In this blog, we’ll be examining how a DUI can have long-term legal and economic consequences on your life – and how to deal wit the fallout of a DUI on your record.
In every state in the U.S., if an individual is found to be driving under the influence of drugs and alcohol by police, they’ll be charged with a criminal offense. If convicted, first-offense DUIs are typically classified as misdemeanors and may confer punishments such as jail time, fines, a suspension or loss of license, and installation of an ignition interlock device.
Depending on where you live, your charges may be described as follows:
The distinction between driving charges and operating charges means that an individual doesn’t need to be driving the vehicle to be penalized with these charges – they just need to be in the car.
Most states have DUIs on an individual’s driving record for around three to five years. California is an exception, with a DUI staying on someone’s record for ten years.
DUIs can be expunged from a record, meaning the conviction can be “destroyed or sealed from state or federal record.” This conviction will be treated like it never happened. The process of trying to get a DUI expunged from your record can be an extensive one and can vary from state to state.
While it is optimistic to hope a DUI will be expunged, it’s also helpful to understand the consequences of a background check.
While getting a DUI and managing court dates, lawyers, and the suspension of your license can be troublesome, there are long-term consequences of these charges that can adversely affect your life years after the incident.
When you are convicted of a DUI, charges may still appear on your driving record, regardless of whether the record was sealed. This is because a license suspension is an administrative record, not a criminal one.
DMV records, however, are typically only used by car insurance providers. At a bare minimum, your car insurance rates will go up, with the national average being a 13% rate increase. A DUI could result in your insurer dropping you as a client, leaving you to find a new car insurance company.
A DUI will likely appear on a pre-employment background check if you have not gotten it expunged. If you seek a job that involves driving, it’ll likely also show on your driving records.
If your state or local government has a “Ban the Box” law in place, it may be illegal for employers to discriminate against candidates based on conviction records.

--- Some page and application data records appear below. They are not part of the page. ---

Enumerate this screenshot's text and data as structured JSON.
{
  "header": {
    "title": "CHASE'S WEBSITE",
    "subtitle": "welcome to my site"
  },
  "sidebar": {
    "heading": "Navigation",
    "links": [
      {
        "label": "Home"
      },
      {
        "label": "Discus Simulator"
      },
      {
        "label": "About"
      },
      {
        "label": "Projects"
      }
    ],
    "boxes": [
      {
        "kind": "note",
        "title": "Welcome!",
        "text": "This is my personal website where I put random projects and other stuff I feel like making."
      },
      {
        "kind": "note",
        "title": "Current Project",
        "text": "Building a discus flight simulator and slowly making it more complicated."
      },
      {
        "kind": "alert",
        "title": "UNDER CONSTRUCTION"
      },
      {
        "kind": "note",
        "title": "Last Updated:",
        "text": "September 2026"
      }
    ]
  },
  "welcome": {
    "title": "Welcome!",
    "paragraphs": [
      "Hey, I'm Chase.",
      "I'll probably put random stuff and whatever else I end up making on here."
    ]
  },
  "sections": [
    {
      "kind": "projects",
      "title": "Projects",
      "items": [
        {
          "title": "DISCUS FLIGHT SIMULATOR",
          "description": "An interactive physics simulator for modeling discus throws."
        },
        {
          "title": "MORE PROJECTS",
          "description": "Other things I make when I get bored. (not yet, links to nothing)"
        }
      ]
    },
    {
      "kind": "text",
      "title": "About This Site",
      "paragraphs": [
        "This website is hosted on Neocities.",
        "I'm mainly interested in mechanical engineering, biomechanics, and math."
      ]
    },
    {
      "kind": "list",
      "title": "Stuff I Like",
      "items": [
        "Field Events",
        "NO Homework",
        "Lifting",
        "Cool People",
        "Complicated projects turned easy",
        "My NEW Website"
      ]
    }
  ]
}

If you’re looking to rent, a background check is a typical part of that process. A DUI conviction, regardless of if it is a felony or a misdemeanor, could strongly impact your housing application.